Events, my dear boy, events. -Harold Macmillan
To be frank with you, very few expected this result of a strong PC majority.
Whatever the spin that you can do by the election results, the pollsters are the absolute losers of this election.
However, even if this is too early to makes any premature diagnostic, two specific elements are getting my attention.
-Are polls are having a big effect in voting behavior in a sort of anti-bandwagon effect? Considering the polls and with the fact that no polls during the election campaign showed the PC with a big lead like on election night, could more people have voted Wildrose if the polls would have placed the party second to the PC?

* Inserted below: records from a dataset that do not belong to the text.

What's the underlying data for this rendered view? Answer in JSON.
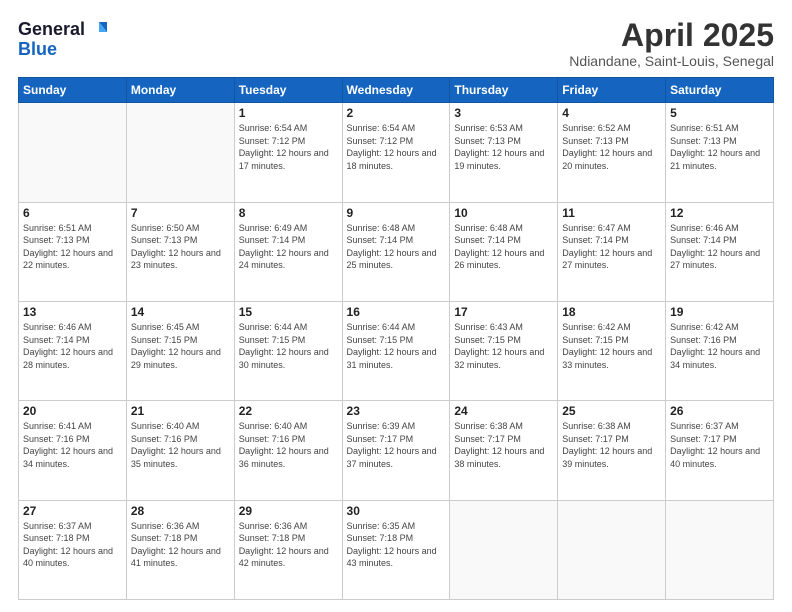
{
  "header": {
    "logo_general": "General",
    "logo_blue": "Blue",
    "month": "April 2025",
    "location": "Ndiandane, Saint-Louis, Senegal"
  },
  "weekdays": [
    "Sunday",
    "Monday",
    "Tuesday",
    "Wednesday",
    "Thursday",
    "Friday",
    "Saturday"
  ],
  "weeks": [
    [
      {
        "day": "",
        "info": ""
      },
      {
        "day": "",
        "info": ""
      },
      {
        "day": "1",
        "info": "Sunrise: 6:54 AM\nSunset: 7:12 PM\nDaylight: 12 hours and 17 minutes."
      },
      {
        "day": "2",
        "info": "Sunrise: 6:54 AM\nSunset: 7:12 PM\nDaylight: 12 hours and 18 minutes."
      },
      {
        "day": "3",
        "info": "Sunrise: 6:53 AM\nSunset: 7:13 PM\nDaylight: 12 hours and 19 minutes."
      },
      {
        "day": "4",
        "info": "Sunrise: 6:52 AM\nSunset: 7:13 PM\nDaylight: 12 hours and 20 minutes."
      },
      {
        "day": "5",
        "info": "Sunrise: 6:51 AM\nSunset: 7:13 PM\nDaylight: 12 hours and 21 minutes."
      }
    ],
    [
      {
        "day": "6",
        "info": "Sunrise: 6:51 AM\nSunset: 7:13 PM\nDaylight: 12 hours and 22 minutes."
      },
      {
        "day": "7",
        "info": "Sunrise: 6:50 AM\nSunset: 7:13 PM\nDaylight: 12 hours and 23 minutes."
      },
      {
        "day": "8",
        "info": "Sunrise: 6:49 AM\nSunset: 7:14 PM\nDaylight: 12 hours and 24 minutes."
      },
      {
        "day": "9",
        "info": "Sunrise: 6:48 AM\nSunset: 7:14 PM\nDaylight: 12 hours and 25 minutes."
      },
      {
        "day": "10",
        "info": "Sunrise: 6:48 AM\nSunset: 7:14 PM\nDaylight: 12 hours and 26 minutes."
      },
      {
        "day": "11",
        "info": "Sunrise: 6:47 AM\nSunset: 7:14 PM\nDaylight: 12 hours and 27 minutes."
      },
      {
        "day": "12",
        "info": "Sunrise: 6:46 AM\nSunset: 7:14 PM\nDaylight: 12 hours and 27 minutes."
      }
    ],
    [
      {
        "day": "13",
        "info": "Sunrise: 6:46 AM\nSunset: 7:14 PM\nDaylight: 12 hours and 28 minutes."
      },
      {
        "day": "14",
        "info": "Sunrise: 6:45 AM\nSunset: 7:15 PM\nDaylight: 12 hours and 29 minutes."
      },
      {
        "day": "15",
        "info": "Sunrise: 6:44 AM\nSunset: 7:15 PM\nDaylight: 12 hours and 30 minutes."
      },
      {
        "day": "16",
        "info": "Sunrise: 6:44 AM\nSunset: 7:15 PM\nDaylight: 12 hours and 31 minutes."
      },
      {
        "day": "17",
        "info": "Sunrise: 6:43 AM\nSunset: 7:15 PM\nDaylight: 12 hours and 32 minutes."
      },
      {
        "day": "18",
        "info": "Sunrise: 6:42 AM\nSunset: 7:15 PM\nDaylight: 12 hours and 33 minutes."
      },
      {
        "day": "19",
        "info": "Sunrise: 6:42 AM\nSunset: 7:16 PM\nDaylight: 12 hours and 34 minutes."
      }
    ],
    [
      {
        "day": "20",
        "info": "Sunrise: 6:41 AM\nSunset: 7:16 PM\nDaylight: 12 hours and 34 minutes."
      },
      {
        "day": "21",
        "info": "Sunrise: 6:40 AM\nSunset: 7:16 PM\nDaylight: 12 hours and 35 minutes."
      },
      {
        "day": "22",
        "info": "Sunrise: 6:40 AM\nSunset: 7:16 PM\nDaylight: 12 hours and 36 minutes."
      },
      {
        "day": "23",
        "info": "Sunrise: 6:39 AM\nSunset: 7:17 PM\nDaylight: 12 hours and 37 minutes."
      },
      {
        "day": "24",
        "info": "Sunrise: 6:38 AM\nSunset: 7:17 PM\nDaylight: 12 hours and 38 minutes."
      },
      {
        "day": "25",
        "info": "Sunrise: 6:38 AM\nSunset: 7:17 PM\nDaylight: 12 hours and 39 minutes."
      },
      {
        "day": "26",
        "info": "Sunrise: 6:37 AM\nSunset: 7:17 PM\nDaylight: 12 hours and 40 minutes."
      }
    ],
    [
      {
        "day": "27",
        "info": "Sunrise: 6:37 AM\nSunset: 7:18 PM\nDaylight: 12 hours and 40 minutes."
      },
      {
        "day": "28",
        "info": "Sunrise: 6:36 AM\nSunset: 7:18 PM\nDaylight: 12 hours and 41 minutes."
      },
      {
        "day": "29",
        "info": "Sunrise: 6:36 AM\nSunset: 7:18 PM\nDaylight: 12 hours and 42 minutes."
      },
      {
        "day": "30",
        "info": "Sunrise: 6:35 AM\nSunset: 7:18 PM\nDaylight: 12 hours and 43 minutes."
      },
      {
        "day": "",
        "info": ""
      },
      {
        "day": "",
        "info": ""
      },
      {
        "day": "",
        "info": ""
      }
    ]
  ]
}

-Campaign of fear tend to work well in Alberta. For example, the PC won a big majority in 1982 on the fact that the new Western Canada Concept (a separatist party which won a by-election) was the main adversary of scare tactics employed by the PC Party. But again, 1993 was the last time where an opposition, which was the AB Liberals at that time (which were running on the same campaign theme as the Wildrose) had such a high proportion of popular vote. It’s also the first time since 1971 where any party could challenge the PC Party in Rural Alberta.
Also, the impact of well-oiled party machine is something not always mentioned but which have seemed to have a big impact of this PC victory even in some rural seats.
In conclusion, one thing is sure, pollsters have to change their ways. They fumbled big time on this election.